For a long time, there have been some in our midst who have been livid – first about the 1979 Book of Common Prayer, then about women in holy orders, and more recently about gay men and lesbians in holy orders and the blessing of same-sex relationships. Many of them have talked about or yearned to “swim the Tiber.”
This week, the Roman Catholic Church made it official: a systematic way to welcome Anglicans into Mother Church. Strangely, they will allow Anglican/Episcopal male priests to come into the church with their wives. [Apparently, you can be a married male priest if you’re an Anglican, just not if you’re a Roman. Go figure!] But they will draw the line at married male bishops. And, of course, no girl-cooties and no queers.
As Bishop Christopher Epting observes, this merely “formalizes what has already been happening informally ….” The media are having a feeding frenzy anyway.
I was grateful to find this statement from the Very Reverend Sam Candler, Dean of the Cathedral of St. Phillip, Atlanta. I commend it to you:
I welcome the news of Pope Benedict XVI and the Vatican to make provision for the conversion of certain Anglican Christians to the Roman Catholic Church.I think Dean Candler has it exactly right: There has been a minority within the Episcopal Church who have yearned for a rule-based faith firmly ruled by a father figure. Now they have a formal way to enter into it. Godspeed to them.
In the past ten years, I have noticed many of my disenchanted Episcopal and Anglican friends drifting toward Roman Catholic structures. They have been arguing for more ecclesiastical order and authority. It has long been my prediction that our current Anglican controversies will be cleared up, finally, with a choice between distinctly Anglican and distinctly Roman ecclesiologies. Much of our current controversy, having been precipitated by sexuality issues (ordination of women and homosexuality), is more accurately about authority, uniformity, and legal order.
The Roman Catholic tradition, certainly a long and esteemed tradition, is very good on these very issues: authority, uniformity, and legal order. The Anglican tradition (in my opinion having begun in the fourth century A.D., and thus almost as old as the Roman tradition) is very good on other matters. In particular, the Anglican tradition of Christianity is very good at allowing local authority and jurisdiction to exist in partnership with wider authority and jurisdiction.
Many disenchanted Anglicans and Episcopalians have actually been arguing in the last ten years for more centralized and universal jurisdiction, when the Anglican tradition of Christianity has always resisted such universal and centralized jurisdiction. Thus, it is gratifying that the best centralized and universal jurisdiction in the world-the Roman Catholic Church-has been able to make provisions to welcome such disenchanted Anglicans.

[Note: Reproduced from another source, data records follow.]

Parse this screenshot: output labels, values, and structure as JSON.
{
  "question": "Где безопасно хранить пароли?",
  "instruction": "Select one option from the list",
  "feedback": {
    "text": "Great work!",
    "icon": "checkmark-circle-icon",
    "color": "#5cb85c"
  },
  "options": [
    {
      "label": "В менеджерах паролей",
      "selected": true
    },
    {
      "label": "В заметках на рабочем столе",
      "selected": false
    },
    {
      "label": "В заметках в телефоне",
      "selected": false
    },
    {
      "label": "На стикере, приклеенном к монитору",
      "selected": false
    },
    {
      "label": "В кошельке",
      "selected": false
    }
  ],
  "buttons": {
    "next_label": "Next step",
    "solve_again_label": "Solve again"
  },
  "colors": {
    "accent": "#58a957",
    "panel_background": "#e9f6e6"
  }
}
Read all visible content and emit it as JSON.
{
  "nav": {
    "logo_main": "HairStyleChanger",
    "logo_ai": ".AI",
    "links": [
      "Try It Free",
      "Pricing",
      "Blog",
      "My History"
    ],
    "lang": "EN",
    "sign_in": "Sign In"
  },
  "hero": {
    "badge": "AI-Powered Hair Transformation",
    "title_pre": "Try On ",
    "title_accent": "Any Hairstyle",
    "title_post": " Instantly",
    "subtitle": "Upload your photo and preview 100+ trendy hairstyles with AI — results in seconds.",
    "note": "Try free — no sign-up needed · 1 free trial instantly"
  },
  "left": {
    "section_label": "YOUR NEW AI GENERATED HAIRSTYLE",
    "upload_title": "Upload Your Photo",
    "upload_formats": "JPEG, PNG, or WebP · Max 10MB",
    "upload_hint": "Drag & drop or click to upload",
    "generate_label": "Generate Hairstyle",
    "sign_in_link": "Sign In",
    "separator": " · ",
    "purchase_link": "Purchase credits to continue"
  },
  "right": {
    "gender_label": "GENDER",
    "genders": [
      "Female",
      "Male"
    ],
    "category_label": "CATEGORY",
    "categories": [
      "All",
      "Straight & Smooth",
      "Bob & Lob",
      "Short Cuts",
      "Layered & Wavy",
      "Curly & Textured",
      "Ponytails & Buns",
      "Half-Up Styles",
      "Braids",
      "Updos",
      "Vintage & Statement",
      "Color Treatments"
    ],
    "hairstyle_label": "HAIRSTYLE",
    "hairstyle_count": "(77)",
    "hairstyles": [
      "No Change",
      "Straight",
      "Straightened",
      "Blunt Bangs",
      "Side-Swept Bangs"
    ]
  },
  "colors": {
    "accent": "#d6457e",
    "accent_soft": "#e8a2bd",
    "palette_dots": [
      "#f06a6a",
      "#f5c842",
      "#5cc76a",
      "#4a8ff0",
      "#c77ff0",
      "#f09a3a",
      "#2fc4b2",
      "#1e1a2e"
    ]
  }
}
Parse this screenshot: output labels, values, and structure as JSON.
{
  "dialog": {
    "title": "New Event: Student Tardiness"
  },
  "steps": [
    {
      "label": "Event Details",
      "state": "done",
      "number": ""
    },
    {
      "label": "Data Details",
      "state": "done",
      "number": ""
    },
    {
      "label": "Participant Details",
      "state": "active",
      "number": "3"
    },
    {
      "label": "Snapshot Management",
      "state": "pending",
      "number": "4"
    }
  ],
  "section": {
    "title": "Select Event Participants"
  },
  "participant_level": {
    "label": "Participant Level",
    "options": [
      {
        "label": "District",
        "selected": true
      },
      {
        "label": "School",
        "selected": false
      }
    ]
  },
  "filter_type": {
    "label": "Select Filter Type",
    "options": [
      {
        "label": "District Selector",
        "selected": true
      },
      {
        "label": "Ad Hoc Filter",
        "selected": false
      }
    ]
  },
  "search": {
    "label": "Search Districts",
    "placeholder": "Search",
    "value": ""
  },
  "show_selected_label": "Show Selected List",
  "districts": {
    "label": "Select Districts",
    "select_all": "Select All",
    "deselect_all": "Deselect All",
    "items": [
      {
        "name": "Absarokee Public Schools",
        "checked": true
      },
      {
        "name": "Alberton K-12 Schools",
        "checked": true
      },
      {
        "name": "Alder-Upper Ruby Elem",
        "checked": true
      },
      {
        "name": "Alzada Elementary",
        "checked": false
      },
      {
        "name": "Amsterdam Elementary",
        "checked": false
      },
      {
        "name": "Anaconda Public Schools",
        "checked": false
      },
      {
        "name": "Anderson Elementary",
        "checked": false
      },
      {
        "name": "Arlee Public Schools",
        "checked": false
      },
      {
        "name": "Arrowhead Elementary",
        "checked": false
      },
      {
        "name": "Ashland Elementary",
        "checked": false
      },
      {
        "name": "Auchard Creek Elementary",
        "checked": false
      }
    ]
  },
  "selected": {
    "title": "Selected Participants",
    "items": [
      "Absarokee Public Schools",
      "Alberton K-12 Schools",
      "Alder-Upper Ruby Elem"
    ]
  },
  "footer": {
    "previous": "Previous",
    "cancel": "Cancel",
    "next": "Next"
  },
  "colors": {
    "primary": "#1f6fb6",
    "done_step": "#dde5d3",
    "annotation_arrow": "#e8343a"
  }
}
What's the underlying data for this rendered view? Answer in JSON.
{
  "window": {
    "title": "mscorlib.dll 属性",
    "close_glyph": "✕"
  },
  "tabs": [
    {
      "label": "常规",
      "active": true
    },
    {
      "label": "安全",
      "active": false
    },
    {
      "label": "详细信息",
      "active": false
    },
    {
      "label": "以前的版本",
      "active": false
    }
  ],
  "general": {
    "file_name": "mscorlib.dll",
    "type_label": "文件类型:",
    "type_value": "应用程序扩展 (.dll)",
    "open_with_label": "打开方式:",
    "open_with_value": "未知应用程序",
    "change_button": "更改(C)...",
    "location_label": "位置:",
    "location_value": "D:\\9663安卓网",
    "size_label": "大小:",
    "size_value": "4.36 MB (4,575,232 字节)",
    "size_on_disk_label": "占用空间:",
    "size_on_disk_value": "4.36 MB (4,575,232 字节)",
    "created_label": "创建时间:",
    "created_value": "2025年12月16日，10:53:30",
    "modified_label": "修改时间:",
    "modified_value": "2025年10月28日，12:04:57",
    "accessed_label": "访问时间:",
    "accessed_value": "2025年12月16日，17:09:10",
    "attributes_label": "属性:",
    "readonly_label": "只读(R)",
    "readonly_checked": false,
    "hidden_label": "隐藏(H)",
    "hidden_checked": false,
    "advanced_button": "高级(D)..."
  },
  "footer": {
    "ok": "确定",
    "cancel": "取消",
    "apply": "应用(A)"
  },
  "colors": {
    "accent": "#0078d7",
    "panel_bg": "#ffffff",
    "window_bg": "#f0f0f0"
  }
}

I note, too, the gracious words in the joint statement of the Archbishop of Winchester and the Archbishop of Canterbury. There is good relationship between these two branches of Christendom, the Roman and the Anglican. Fruitful ecumenical conversations have certainly enabled the Vatican to allow go forward with these provisions, and I salute all those who have beeninvolved.
I believe there is room in the kingdom of God for various ecclesiastical styles, and I pray that God will direct us all to a place where we can more freely preach the gospel and work toward the kingdom of God.
20 October 2009